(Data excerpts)
= = =

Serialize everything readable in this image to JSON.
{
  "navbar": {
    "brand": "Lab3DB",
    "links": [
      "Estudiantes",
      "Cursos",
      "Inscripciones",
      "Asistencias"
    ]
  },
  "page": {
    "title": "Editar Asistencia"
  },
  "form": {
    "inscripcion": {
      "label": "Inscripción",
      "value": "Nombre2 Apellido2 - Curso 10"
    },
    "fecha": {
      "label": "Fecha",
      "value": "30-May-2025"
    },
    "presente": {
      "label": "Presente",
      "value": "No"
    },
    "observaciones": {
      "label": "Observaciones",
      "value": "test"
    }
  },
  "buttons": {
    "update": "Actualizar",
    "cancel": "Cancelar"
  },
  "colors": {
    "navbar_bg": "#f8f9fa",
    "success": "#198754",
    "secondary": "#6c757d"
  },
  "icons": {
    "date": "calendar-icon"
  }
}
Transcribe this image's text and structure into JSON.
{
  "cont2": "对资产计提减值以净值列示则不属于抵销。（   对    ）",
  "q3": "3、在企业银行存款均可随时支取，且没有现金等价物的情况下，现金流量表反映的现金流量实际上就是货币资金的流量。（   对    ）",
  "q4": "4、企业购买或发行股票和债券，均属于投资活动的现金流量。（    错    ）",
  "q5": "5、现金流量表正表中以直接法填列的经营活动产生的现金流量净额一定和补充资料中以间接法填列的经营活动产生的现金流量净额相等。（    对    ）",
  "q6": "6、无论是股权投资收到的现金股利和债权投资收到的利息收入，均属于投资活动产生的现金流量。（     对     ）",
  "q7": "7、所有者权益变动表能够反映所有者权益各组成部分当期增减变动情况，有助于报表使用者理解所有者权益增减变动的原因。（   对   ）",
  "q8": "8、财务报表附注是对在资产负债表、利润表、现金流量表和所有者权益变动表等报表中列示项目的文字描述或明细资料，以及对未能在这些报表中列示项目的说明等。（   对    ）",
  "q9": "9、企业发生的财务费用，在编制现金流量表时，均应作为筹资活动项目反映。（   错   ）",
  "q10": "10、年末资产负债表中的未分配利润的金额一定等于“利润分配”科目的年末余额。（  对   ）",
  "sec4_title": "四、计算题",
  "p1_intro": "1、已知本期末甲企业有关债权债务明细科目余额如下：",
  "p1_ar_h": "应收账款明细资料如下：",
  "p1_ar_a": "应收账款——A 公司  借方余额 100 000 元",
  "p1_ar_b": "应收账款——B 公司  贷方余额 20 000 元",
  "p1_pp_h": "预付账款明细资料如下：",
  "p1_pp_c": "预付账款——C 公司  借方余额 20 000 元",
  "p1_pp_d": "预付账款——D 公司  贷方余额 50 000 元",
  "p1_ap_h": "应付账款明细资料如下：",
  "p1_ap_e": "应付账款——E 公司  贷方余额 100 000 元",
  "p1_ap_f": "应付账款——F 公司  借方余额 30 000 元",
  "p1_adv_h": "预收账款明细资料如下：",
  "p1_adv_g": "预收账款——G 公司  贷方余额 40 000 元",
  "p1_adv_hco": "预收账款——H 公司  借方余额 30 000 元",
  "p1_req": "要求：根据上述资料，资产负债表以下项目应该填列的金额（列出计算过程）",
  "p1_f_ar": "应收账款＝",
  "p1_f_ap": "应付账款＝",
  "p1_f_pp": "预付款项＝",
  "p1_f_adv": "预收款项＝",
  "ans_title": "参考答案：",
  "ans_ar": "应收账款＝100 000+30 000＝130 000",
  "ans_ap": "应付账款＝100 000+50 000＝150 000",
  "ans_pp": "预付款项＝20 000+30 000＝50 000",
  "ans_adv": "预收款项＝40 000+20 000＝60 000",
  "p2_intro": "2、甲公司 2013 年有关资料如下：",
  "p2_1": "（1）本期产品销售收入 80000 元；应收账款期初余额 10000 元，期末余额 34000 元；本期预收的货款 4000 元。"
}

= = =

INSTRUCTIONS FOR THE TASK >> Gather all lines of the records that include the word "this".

SOLUTION TO THE PROBLEM >>
Serialize everything readable in this image to JSON.
Transcribe this image's text and structure into JSON.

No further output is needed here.